My first two years in NYC were extremely challenging and difficult. I work at a hotel and at that time I was alternating between the graveyard shift or working on Sundays. If I made it to church I was completely exhausted or left for work shortly after the service ended. My first apartment in the city was a two bedroom shared with a family of four along with another roommate. The only solitude I could find was in the bathroom. My second apartment in the city I had my own room, but with so much solitude it turned into isolation. I had a tough time getting to know new people in the church. Eventually I stopped trying.
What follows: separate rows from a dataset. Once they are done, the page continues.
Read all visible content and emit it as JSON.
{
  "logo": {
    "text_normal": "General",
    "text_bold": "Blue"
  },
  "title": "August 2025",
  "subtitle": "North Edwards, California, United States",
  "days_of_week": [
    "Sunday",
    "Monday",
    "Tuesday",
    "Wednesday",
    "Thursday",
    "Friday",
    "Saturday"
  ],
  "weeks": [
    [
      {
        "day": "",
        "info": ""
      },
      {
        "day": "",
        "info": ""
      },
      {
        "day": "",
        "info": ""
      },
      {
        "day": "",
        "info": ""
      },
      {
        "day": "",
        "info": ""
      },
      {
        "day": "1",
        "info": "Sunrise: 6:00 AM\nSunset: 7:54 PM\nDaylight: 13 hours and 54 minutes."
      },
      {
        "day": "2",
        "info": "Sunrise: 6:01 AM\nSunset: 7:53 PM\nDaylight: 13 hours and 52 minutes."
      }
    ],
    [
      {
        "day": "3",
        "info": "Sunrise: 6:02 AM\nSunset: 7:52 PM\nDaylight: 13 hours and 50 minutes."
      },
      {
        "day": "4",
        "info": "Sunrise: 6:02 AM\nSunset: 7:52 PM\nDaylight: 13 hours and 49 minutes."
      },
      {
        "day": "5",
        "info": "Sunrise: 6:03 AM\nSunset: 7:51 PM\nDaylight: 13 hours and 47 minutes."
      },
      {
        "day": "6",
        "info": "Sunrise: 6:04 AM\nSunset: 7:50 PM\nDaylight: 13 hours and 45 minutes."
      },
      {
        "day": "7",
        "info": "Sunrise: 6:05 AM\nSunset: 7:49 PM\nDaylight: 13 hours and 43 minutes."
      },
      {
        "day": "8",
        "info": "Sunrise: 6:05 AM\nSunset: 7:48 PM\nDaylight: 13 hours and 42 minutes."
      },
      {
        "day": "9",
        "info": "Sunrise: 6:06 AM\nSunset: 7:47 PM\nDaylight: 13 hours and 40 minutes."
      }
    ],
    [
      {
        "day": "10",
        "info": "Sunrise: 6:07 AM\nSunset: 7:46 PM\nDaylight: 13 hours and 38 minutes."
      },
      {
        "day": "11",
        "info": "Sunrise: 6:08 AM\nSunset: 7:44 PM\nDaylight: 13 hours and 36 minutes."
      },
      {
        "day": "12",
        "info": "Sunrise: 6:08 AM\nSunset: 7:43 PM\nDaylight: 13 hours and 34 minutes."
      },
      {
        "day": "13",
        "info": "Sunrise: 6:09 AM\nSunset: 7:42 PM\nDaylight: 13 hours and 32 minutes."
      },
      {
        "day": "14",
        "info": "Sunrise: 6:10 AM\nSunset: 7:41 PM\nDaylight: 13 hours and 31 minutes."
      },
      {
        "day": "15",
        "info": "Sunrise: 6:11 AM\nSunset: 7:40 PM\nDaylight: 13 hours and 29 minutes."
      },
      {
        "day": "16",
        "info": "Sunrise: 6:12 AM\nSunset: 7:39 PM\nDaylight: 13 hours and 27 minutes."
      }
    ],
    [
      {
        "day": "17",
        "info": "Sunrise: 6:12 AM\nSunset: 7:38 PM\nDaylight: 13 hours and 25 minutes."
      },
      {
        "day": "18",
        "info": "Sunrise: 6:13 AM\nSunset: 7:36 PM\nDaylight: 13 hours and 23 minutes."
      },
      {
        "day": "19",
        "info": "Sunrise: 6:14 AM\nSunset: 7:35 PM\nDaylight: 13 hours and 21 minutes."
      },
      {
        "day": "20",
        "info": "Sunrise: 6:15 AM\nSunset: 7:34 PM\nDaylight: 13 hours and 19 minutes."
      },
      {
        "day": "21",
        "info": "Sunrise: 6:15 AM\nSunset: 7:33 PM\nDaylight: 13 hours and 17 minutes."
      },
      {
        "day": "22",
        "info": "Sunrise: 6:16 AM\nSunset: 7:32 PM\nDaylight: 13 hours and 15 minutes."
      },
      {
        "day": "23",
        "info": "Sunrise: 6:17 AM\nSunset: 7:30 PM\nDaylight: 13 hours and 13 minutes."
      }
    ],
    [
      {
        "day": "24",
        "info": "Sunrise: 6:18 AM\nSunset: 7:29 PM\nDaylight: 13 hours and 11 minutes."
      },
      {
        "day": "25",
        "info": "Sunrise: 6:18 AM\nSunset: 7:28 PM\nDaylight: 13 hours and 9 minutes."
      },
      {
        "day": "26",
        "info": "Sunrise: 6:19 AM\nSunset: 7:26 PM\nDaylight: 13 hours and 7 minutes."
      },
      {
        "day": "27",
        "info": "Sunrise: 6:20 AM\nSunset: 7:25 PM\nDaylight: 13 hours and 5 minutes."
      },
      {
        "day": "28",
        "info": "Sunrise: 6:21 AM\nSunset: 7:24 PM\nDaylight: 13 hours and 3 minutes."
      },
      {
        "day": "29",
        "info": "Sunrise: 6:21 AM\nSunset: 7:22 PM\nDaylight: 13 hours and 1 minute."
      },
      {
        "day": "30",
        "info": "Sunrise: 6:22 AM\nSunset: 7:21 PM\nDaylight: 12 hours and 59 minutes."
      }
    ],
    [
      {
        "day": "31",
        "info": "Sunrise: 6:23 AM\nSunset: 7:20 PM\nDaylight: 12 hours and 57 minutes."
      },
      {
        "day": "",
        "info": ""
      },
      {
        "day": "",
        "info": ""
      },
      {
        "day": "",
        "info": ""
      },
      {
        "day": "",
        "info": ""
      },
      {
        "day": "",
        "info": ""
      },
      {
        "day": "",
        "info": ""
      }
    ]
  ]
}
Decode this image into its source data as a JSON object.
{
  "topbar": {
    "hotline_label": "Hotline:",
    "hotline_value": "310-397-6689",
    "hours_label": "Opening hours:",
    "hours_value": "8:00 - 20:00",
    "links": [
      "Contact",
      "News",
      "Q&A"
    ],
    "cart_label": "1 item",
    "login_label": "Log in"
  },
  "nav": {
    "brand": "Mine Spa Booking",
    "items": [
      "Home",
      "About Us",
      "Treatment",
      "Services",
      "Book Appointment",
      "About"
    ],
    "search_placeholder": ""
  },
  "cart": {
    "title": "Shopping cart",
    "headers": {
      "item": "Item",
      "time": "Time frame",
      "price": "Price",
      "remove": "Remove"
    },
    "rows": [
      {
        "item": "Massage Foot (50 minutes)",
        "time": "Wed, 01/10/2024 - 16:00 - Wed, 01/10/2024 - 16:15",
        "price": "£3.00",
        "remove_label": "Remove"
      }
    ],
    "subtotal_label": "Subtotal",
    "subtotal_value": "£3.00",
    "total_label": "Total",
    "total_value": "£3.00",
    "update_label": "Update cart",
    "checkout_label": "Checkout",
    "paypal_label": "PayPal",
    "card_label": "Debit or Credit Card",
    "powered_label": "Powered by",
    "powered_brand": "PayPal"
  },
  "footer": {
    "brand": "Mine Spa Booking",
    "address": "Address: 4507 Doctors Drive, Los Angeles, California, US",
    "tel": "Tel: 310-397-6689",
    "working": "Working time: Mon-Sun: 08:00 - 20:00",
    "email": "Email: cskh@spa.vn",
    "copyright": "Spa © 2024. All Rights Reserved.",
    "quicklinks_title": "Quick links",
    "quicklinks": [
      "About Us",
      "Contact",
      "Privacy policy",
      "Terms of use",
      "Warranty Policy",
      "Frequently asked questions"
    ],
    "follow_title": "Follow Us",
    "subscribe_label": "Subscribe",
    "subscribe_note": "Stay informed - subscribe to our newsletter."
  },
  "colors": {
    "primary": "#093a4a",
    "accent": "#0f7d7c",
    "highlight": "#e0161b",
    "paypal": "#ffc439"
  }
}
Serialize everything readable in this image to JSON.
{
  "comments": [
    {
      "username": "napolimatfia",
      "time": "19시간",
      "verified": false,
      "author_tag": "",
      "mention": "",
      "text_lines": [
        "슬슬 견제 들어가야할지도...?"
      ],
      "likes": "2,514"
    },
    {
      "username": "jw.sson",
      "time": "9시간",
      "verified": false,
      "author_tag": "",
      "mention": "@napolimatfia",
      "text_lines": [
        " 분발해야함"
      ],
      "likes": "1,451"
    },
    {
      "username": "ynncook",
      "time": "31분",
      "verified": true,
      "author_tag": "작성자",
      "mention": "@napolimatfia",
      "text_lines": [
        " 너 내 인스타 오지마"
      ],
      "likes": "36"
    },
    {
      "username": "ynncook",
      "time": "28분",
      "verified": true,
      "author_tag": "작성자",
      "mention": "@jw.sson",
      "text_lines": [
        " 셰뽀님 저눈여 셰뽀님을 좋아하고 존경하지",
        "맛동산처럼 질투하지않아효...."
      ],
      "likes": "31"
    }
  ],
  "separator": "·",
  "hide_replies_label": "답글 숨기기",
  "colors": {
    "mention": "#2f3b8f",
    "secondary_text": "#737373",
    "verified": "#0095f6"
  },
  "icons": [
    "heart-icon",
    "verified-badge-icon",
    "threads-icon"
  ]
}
Two years in and I thought my time in the city was finished. I thought I'd be moving on to a new city and starting over. However in the spring of 2008 something changed in me. I no longer wanted to move away and I wanted to get involved in the church again. I found it hard to connect and make friends at Trinity Grace, and I helped start it! Nothing is easy in New York. All I knew is that I didn't want to keep living in isolation. I couldn't keep closing myself off from other people, because God is in other people. I could no longer choose the death of isolation over the vulnerability of life.

I could no longer choose the death of isolation over the vulnerability of life.

As I look back on 10 years of life in the city and with our church I realize I wouldn't have made it if it weren't for the people who call TGC their home. Through every heartache I've encountered and every struggle I have overcome, the constant is the body of believers at Trinity Grace Church. If you feel like the city is beating you down, I strenuously encourage you to seek refuge within the doors of our church, and you will find that same life and acceptance that I found and continue to experience.